Entries taken from a collection:

◇ ◇ ◇ ◇ ◇ ◇ ◇

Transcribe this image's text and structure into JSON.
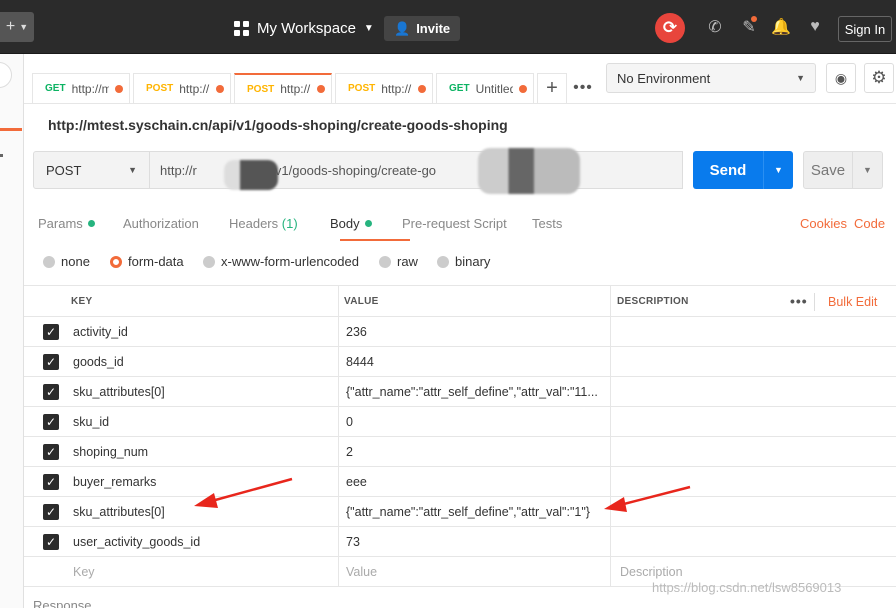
{
  "topbar": {
    "new_icon": "+",
    "workspace_label": "My Workspace",
    "invite_label": "Invite",
    "signin_label": "Sign In",
    "icons": [
      "grid-icon",
      "user-plus-icon",
      "sync-icon",
      "satellite-icon",
      "wrench-icon",
      "bell-icon",
      "heart-icon"
    ]
  },
  "tabs": [
    {
      "method": "GET",
      "url": "http://m"
    },
    {
      "method": "POST",
      "url": "http://r"
    },
    {
      "method": "POST",
      "url": "http://r"
    },
    {
      "method": "POST",
      "url": "http://r"
    },
    {
      "method": "GET",
      "url": "Untitled"
    }
  ],
  "tab_add": "+",
  "tab_more": "•••",
  "environment": {
    "selected": "No Environment"
  },
  "request": {
    "title": "http://mtest.syschain.cn/api/v1/goods-shoping/create-goods-shoping",
    "method": "POST",
    "url": "http://r          .cn/api/v1/goods-shoping/create-go",
    "send_label": "Send",
    "save_label": "Save"
  },
  "subtabs": {
    "params": "Params",
    "authorization": "Authorization",
    "headers": "Headers",
    "headers_count": "(1)",
    "body": "Body",
    "prerequest": "Pre-request Script",
    "tests": "Tests",
    "cookies": "Cookies",
    "code": "Code"
  },
  "body_modes": {
    "none": "none",
    "form_data": "form-data",
    "urlencoded": "x-www-form-urlencoded",
    "raw": "raw",
    "binary": "binary",
    "selected": "form-data"
  },
  "table": {
    "headers": {
      "key": "KEY",
      "value": "VALUE",
      "description": "DESCRIPTION"
    },
    "head_more": "•••",
    "bulk_edit": "Bulk Edit",
    "rows": [
      {
        "key": "activity_id",
        "value": "236"
      },
      {
        "key": "goods_id",
        "value": "8444"
      },
      {
        "key": "sku_attributes[0]",
        "value": "{\"attr_name\":\"attr_self_define\",\"attr_val\":\"11..."
      },
      {
        "key": "sku_id",
        "value": "0"
      },
      {
        "key": "shoping_num",
        "value": "2"
      },
      {
        "key": "buyer_remarks",
        "value": "eee"
      },
      {
        "key": "sku_attributes[0]",
        "value": "{\"attr_name\":\"attr_self_define\",\"attr_val\":\"1\"}"
      },
      {
        "key": "user_activity_goods_id",
        "value": "73"
      }
    ],
    "placeholders": {
      "key": "Key",
      "value": "Value",
      "description": "Description"
    }
  },
  "response_label": "Response",
  "watermark": "https://blog.csdn.net/lsw8569013",
  "colors": {
    "accent": "#f26b3a",
    "send": "#097bed",
    "success": "#26b47f",
    "get": "#0cb363",
    "post": "#ffb400",
    "arrow": "#e8261c"
  }
}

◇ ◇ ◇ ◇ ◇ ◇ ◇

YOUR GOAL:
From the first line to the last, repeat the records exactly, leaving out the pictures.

EXERCISE OUTPUT:
Transcribe this image's text and structure into JSON.
{
  "topbar": {
    "new_icon": "+",
    "workspace_label": "My Workspace",
    "invite_label": "Invite",
    "signin_label": "Sign In",
    "icons": [
      "grid-icon",
      "user-plus-icon",
      "sync-icon",
      "satellite-icon",
      "wrench-icon",
      "bell-icon",
      "heart-icon"
    ]
  },
  "tabs": [
    {
      "method": "GET",
      "url": "http://m"
    },
    {
      "method": "POST",
      "url": "http://r"
    },
    {
      "method": "POST",
      "url": "http://r"
    },
    {
      "method": "POST",
      "url": "http://r"
    },
    {
      "method": "GET",
      "url": "Untitled"
    }
  ],
  "tab_add": "+",
  "tab_more": "•••",
  "environment": {
    "selected": "No Environment"
  },
  "request": {
    "title": "http://mtest.syschain.cn/api/v1/goods-shoping/create-goods-shoping",
    "method": "POST",
    "url": "http://r          .cn/api/v1/goods-shoping/create-go",
    "send_label": "Send",
    "save_label": "Save"
  },
  "subtabs": {
    "params": "Params",
    "authorization": "Authorization",
    "headers": "Headers",
    "headers_count": "(1)",
    "body": "Body",
    "prerequest": "Pre-request Script",
    "tests": "Tests",
    "cookies": "Cookies",
    "code": "Code"
  },
  "body_modes": {
    "none": "none",
    "form_data": "form-data",
    "urlencoded": "x-www-form-urlencoded",
    "raw": "raw",
    "binary": "binary",
    "selected": "form-data"
  },
  "table": {
    "headers": {
      "key": "KEY",
      "value": "VALUE",
      "description": "DESCRIPTION"
    },
    "head_more": "•••",
    "bulk_edit": "Bulk Edit",
    "rows": [
      {
        "key": "activity_id",
        "value": "236"
      },
      {
        "key": "goods_id",
        "value": "8444"
      },
      {
        "key": "sku_attributes[0]",
        "value": "{\"attr_name\":\"attr_self_define\",\"attr_val\":\"11..."
      },
      {
        "key": "sku_id",
        "value": "0"
      },
      {
        "key": "shoping_num",
        "value": "2"
      },
      {
        "key": "buyer_remarks",
        "value": "eee"
      },
      {
        "key": "sku_attributes[0]",
        "value": "{\"attr_name\":\"attr_self_define\",\"attr_val\":\"1\"}"
      },
      {
        "key": "user_activity_goods_id",
        "value": "73"
      }
    ],
    "placeholders": {
      "key": "Key",
      "value": "Value",
      "description": "Description"
    }
  },
  "response_label": "Response",
  "watermark": "https://blog.csdn.net/lsw8569013",
  "colors": {
    "accent": "#f26b3a",
    "send": "#097bed",
    "success": "#26b47f",
    "get": "#0cb363",
    "post": "#ffb400",
    "arrow": "#e8261c"
  }
}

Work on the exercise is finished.